[T]he former Speaker, whose mother spent the last years of her life in a long-term care facility, has devoted a lot of time over the years working on Alzheimer’s issues. But now he is in the middle of a presidential campaign. He’s in Iowa, with 60 days to go before the caucuses that could decide his future. He is hours away from a crucial speech to the Iowa Republican Party’s annual Reagan dinner. And he is spending nearly two hours of his day, behind closed doors, with three doctors, a couple of aides, and one reporter, talking about brain research. The topic of the approaching caucuses does not come up.
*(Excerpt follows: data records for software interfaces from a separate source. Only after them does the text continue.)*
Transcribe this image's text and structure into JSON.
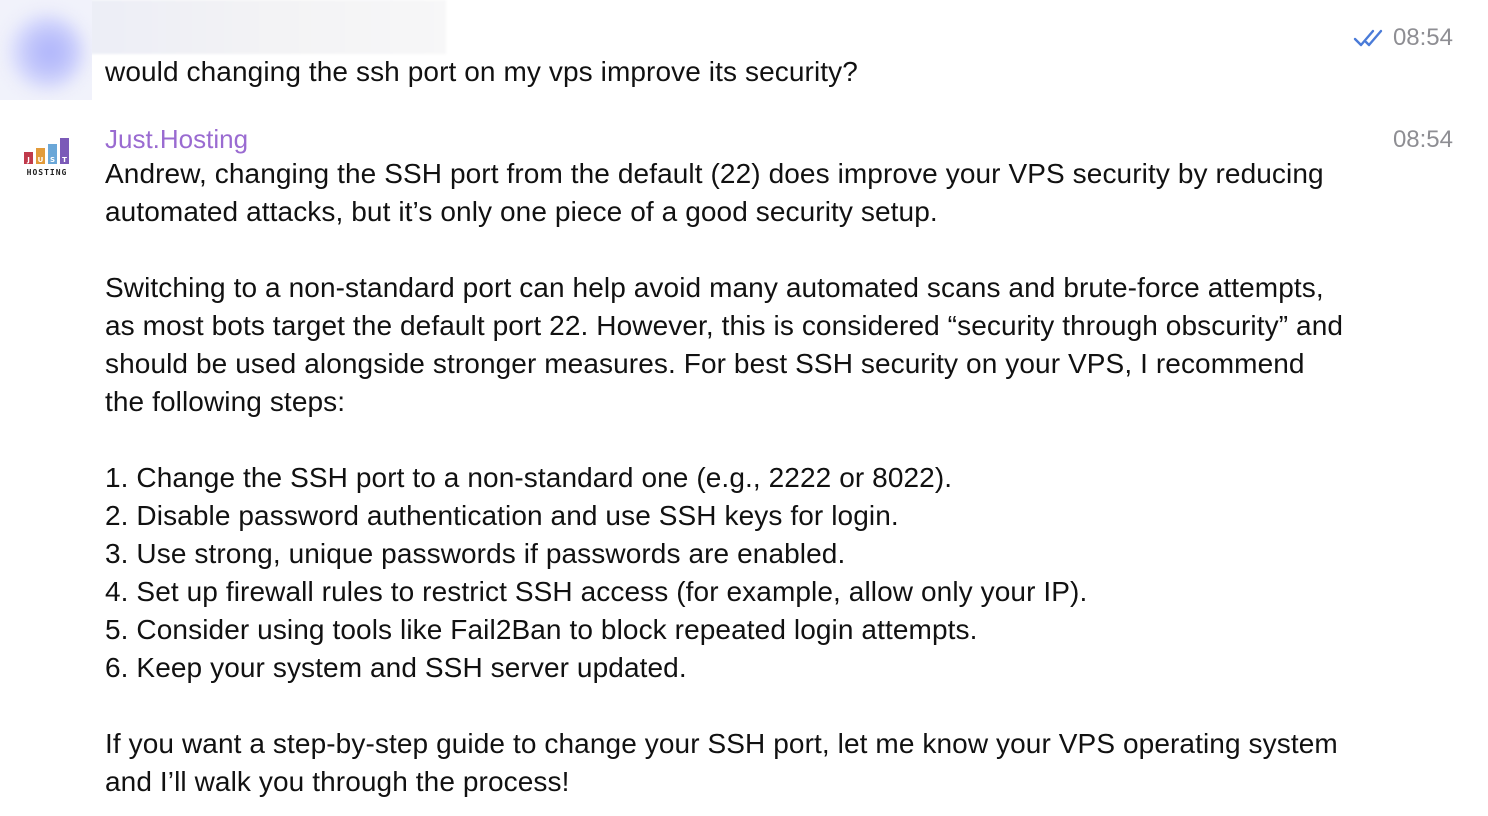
{
  "user_message": {
    "text": "would changing the ssh port on my vps improve its security?",
    "time": "08:54",
    "status_icon": "double-check-icon"
  },
  "bot_message": {
    "sender": "Just.Hosting",
    "time": "08:54",
    "avatar": {
      "logo_letters": [
        "J",
        "U",
        "S",
        "T"
      ],
      "logo_subtext": "HOSTING",
      "bar_colors": [
        "#c0394b",
        "#e29b3a",
        "#6aa7d8",
        "#7b5ab8"
      ]
    },
    "text": "Andrew, changing the SSH port from the default (22) does improve your VPS security by reducing automated attacks, but it’s only one piece of a good security setup.\n\nSwitching to a non-standard port can help avoid many automated scans and brute-force attempts, as most bots target the default port 22. However, this is considered “security through obscurity” and should be used alongside stronger measures. For best SSH security on your VPS, I recommend the following steps:\n\n1. Change the SSH port to a non-standard one (e.g., 2222 or 8022).\n2. Disable password authentication and use SSH keys for login.\n3. Use strong, unique passwords if passwords are enabled.\n4. Set up firewall rules to restrict SSH access (for example, allow only your IP).\n5. Consider using tools like Fail2Ban to block repeated login attempts.\n6. Keep your system and SSH server updated.\n\nIf you want a step-by-step guide to change your SSH port, let me know your VPS operating system and I’ll walk you through the process!"
  },
  "colors": {
    "sender_name": "#9a6bd1",
    "timestamp": "#8e8e93",
    "read_check": "#4a7bd8"
  }
}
Wonkish, unconventional and substantive as Gingrich’s campaign may be, a stumble by Cain was certainly necessary, too — and it is being delivered. In his press conference yesterday, Cain made clear that he would take his stand on the claim that he has “never acted inappropriately with anyone, period.” He is staking his candidacy on the idea that his accusers cannot prove, with actual evidence, that he did otherwise; that it will simply be his word against theirs; and that voters will decide he is more credible.
There’s a potentially high reward in a Republican primary for Cain’s positioning of himself as the outsider who’s standing up to the ruthless politics of false accusations. But he can hardly afford for anything to go wrong, and it’s not clear that voters are buying it anyway: Rasmussen Reports this morning released a poll showing that “51% of voters nationwide say it is at least somewhat likely the allegations against Cain are both serious and true.” And his campaign has made a couple of embarrassing mistakes in trying to blame someone for old accusations’ coming to light.
It is hard to see how this ends well for Cain.
So, Gingrich’s number may be up. This is probably happening a little earlier than his campaign would have preferred — a mid-December rise in the polls might have translated more easily into primary and caucus votes, without affording as much time for scrutiny to return to his campaign and track record. For the Machiavellians among us, that may be one reason why Gingrich has been content to play nice with Cain in recent appearances: He doesn’t want Cain to slip just yet.
On the other hand, we’re about to enter another weeks-long period during which debates figure heavily in the race. Pretty much everyone concedes that debates are one of Gingrich’s strong suits. If a little buzz leading into these few weeks affords him more face time in those debates, that almost certainly couldn’t hurt him.
If you want confirmation that Gingrich is preparing the foundation for a campaign resurgence, check out his willingness last night to repudiate the climate-change advertisement he infamously filmed with Nancy Pelosi (the relevant part of the clip begins at the 6:39 mark):
Scoff at Gingrich if you want — and I’ll admit to having dismissed his chances months ago. But he, at least, is taking seriously the possibility that his window of opportunity is about to open.
– By Kyle Wingfield